■ **Activity**: Set down the entries once more, exactly as they are written.

■ **Dataset extract**:
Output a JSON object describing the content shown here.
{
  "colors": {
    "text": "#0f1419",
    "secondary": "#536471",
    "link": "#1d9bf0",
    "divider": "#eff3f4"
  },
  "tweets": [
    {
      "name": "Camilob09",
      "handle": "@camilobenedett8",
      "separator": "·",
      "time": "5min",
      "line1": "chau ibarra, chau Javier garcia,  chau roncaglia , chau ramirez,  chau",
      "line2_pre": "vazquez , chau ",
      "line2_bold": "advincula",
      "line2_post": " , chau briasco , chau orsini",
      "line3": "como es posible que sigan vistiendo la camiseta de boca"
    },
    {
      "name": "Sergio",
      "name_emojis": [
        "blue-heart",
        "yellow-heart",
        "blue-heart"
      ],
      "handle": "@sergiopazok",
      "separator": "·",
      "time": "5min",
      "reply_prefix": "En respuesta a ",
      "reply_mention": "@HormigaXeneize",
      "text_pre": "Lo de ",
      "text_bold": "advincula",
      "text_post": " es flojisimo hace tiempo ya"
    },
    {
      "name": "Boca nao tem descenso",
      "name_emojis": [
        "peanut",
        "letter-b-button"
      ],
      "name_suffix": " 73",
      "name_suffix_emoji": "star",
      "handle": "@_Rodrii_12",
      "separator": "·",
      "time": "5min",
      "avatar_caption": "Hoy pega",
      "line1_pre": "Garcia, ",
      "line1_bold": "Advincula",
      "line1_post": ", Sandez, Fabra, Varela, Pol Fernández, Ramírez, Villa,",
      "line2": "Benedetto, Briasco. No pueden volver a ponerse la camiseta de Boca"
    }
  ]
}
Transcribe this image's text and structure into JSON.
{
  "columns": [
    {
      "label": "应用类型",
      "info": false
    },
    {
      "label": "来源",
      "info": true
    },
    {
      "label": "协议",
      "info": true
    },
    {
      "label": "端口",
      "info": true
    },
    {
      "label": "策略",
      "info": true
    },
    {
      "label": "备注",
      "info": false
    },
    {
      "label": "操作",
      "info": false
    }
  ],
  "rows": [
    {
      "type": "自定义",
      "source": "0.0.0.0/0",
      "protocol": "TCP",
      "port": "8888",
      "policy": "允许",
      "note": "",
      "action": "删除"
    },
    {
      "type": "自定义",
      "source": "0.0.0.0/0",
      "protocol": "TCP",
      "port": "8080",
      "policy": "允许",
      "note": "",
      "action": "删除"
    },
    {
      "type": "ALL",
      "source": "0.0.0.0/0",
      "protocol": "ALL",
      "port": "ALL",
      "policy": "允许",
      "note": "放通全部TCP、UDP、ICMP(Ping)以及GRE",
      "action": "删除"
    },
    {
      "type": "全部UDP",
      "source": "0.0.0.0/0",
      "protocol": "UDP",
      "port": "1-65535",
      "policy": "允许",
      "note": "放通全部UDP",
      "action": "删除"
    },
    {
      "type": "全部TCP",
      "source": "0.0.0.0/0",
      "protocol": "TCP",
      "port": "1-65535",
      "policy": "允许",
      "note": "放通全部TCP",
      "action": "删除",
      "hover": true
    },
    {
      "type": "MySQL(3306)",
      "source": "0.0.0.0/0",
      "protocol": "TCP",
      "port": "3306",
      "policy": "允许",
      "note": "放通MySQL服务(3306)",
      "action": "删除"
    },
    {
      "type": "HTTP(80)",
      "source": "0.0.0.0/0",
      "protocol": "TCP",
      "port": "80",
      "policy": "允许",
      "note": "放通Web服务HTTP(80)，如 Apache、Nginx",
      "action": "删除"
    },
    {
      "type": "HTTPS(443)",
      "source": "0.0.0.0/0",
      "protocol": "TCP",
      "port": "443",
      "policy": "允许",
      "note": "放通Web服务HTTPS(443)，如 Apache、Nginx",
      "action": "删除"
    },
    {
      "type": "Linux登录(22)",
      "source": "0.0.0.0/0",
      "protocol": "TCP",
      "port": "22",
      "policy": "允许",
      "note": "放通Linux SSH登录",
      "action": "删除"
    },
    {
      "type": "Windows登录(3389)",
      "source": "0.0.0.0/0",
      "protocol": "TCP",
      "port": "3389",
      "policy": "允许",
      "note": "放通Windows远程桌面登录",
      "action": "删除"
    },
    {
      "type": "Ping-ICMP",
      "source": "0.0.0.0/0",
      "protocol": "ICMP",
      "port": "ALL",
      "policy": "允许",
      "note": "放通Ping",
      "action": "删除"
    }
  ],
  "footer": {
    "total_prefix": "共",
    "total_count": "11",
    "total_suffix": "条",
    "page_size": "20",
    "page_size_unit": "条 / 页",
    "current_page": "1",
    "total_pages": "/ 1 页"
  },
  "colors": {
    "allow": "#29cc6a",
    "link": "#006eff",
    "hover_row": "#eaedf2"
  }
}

■ **Answer space**:
Output a JSON object describing the content shown here.
{
  "colors": {
    "text": "#0f1419",
    "secondary": "#536471",
    "link": "#1d9bf0",
    "divider": "#eff3f4"
  },
  "tweets": [
    {
      "name": "Camilob09",
      "handle": "@camilobenedett8",
      "separator": "·",
      "time": "5min",
      "line1": "chau ibarra, chau Javier garcia,  chau roncaglia , chau ramirez,  chau",
      "line2_pre": "vazquez , chau ",
      "line2_bold": "advincula",
      "line2_post": " , chau briasco , chau orsini",
      "line3": "como es posible que sigan vistiendo la camiseta de boca"
    },
    {
      "name": "Sergio",
      "name_emojis": [
        "blue-heart",
        "yellow-heart",
        "blue-heart"
      ],
      "handle": "@sergiopazok",
      "separator": "·",
      "time": "5min",
      "reply_prefix": "En respuesta a ",
      "reply_mention": "@HormigaXeneize",
      "text_pre": "Lo de ",
      "text_bold": "advincula",
      "text_post": " es flojisimo hace tiempo ya"
    },
    {
      "name": "Boca nao tem descenso",
      "name_emojis": [
        "peanut",
        "letter-b-button"
      ],
      "name_suffix": " 73",
      "name_suffix_emoji": "star",
      "handle": "@_Rodrii_12",
      "separator": "·",
      "time": "5min",
      "avatar_caption": "Hoy pega",
      "line1_pre": "Garcia, ",
      "line1_bold": "Advincula",
      "line1_post": ", Sandez, Fabra, Varela, Pol Fernández, Ramírez, Villa,",
      "line2": "Benedetto, Briasco. No pueden volver a ponerse la camiseta de Boca"
    }
  ]
}
Transcribe this image's text and structure into JSON.
{
  "columns": [
    {
      "label": "应用类型",
      "info": false
    },
    {
      "label": "来源",
      "info": true
    },
    {
      "label": "协议",
      "info": true
    },
    {
      "label": "端口",
      "info": true
    },
    {
      "label": "策略",
      "info": true
    },
    {
      "label": "备注",
      "info": false
    },
    {
      "label": "操作",
      "info": false
    }
  ],
  "rows": [
    {
      "type": "自定义",
      "source": "0.0.0.0/0",
      "protocol": "TCP",
      "port": "8888",
      "policy": "允许",
      "note": "",
      "action": "删除"
    },
    {
      "type": "自定义",
      "source": "0.0.0.0/0",
      "protocol": "TCP",
      "port": "8080",
      "policy": "允许",
      "note": "",
      "action": "删除"
    },
    {
      "type": "ALL",
      "source": "0.0.0.0/0",
      "protocol": "ALL",
      "port": "ALL",
      "policy": "允许",
      "note": "放通全部TCP、UDP、ICMP(Ping)以及GRE",
      "action": "删除"
    },
    {
      "type": "全部UDP",
      "source": "0.0.0.0/0",
      "protocol": "UDP",
      "port": "1-65535",
      "policy": "允许",
      "note": "放通全部UDP",
      "action": "删除"
    },
    {
      "type": "全部TCP",
      "source": "0.0.0.0/0",
      "protocol": "TCP",
      "port": "1-65535",
      "policy": "允许",
      "note": "放通全部TCP",
      "action": "删除",
      "hover": true
    },
    {
      "type": "MySQL(3306)",
      "source": "0.0.0.0/0",
      "protocol": "TCP",
      "port": "3306",
      "policy": "允许",
      "note": "放通MySQL服务(3306)",
      "action": "删除"
    },
    {
      "type": "HTTP(80)",
      "source": "0.0.0.0/0",
      "protocol": "TCP",
      "port": "80",
      "policy": "允许",
      "note": "放通Web服务HTTP(80)，如 Apache、Nginx",
      "action": "删除"
    },
    {
      "type": "HTTPS(443)",
      "source": "0.0.0.0/0",
      "protocol": "TCP",
      "port": "443",
      "policy": "允许",
      "note": "放通Web服务HTTPS(443)，如 Apache、Nginx",
      "action": "删除"
    },
    {
      "type": "Linux登录(22)",
      "source": "0.0.0.0/0",
      "protocol": "TCP",
      "port": "22",
      "policy": "允许",
      "note": "放通Linux SSH登录",
      "action": "删除"
    },
    {
      "type": "Windows登录(3389)",
      "source": "0.0.0.0/0",
      "protocol": "TCP",
      "port": "3389",
      "policy": "允许",
      "note": "放通Windows远程桌面登录",
      "action": "删除"
    },
    {
      "type": "Ping-ICMP",
      "source": "0.0.0.0/0",
      "protocol": "ICMP",
      "port": "ALL",
      "policy": "允许",
      "note": "放通Ping",
      "action": "删除"
    }
  ],
  "footer": {
    "total_prefix": "共",
    "total_count": "11",
    "total_suffix": "条",
    "page_size": "20",
    "page_size_unit": "条 / 页",
    "current_page": "1",
    "total_pages": "/ 1 页"
  },
  "colors": {
    "allow": "#29cc6a",
    "link": "#006eff",
    "hover_row": "#eaedf2"
  }
}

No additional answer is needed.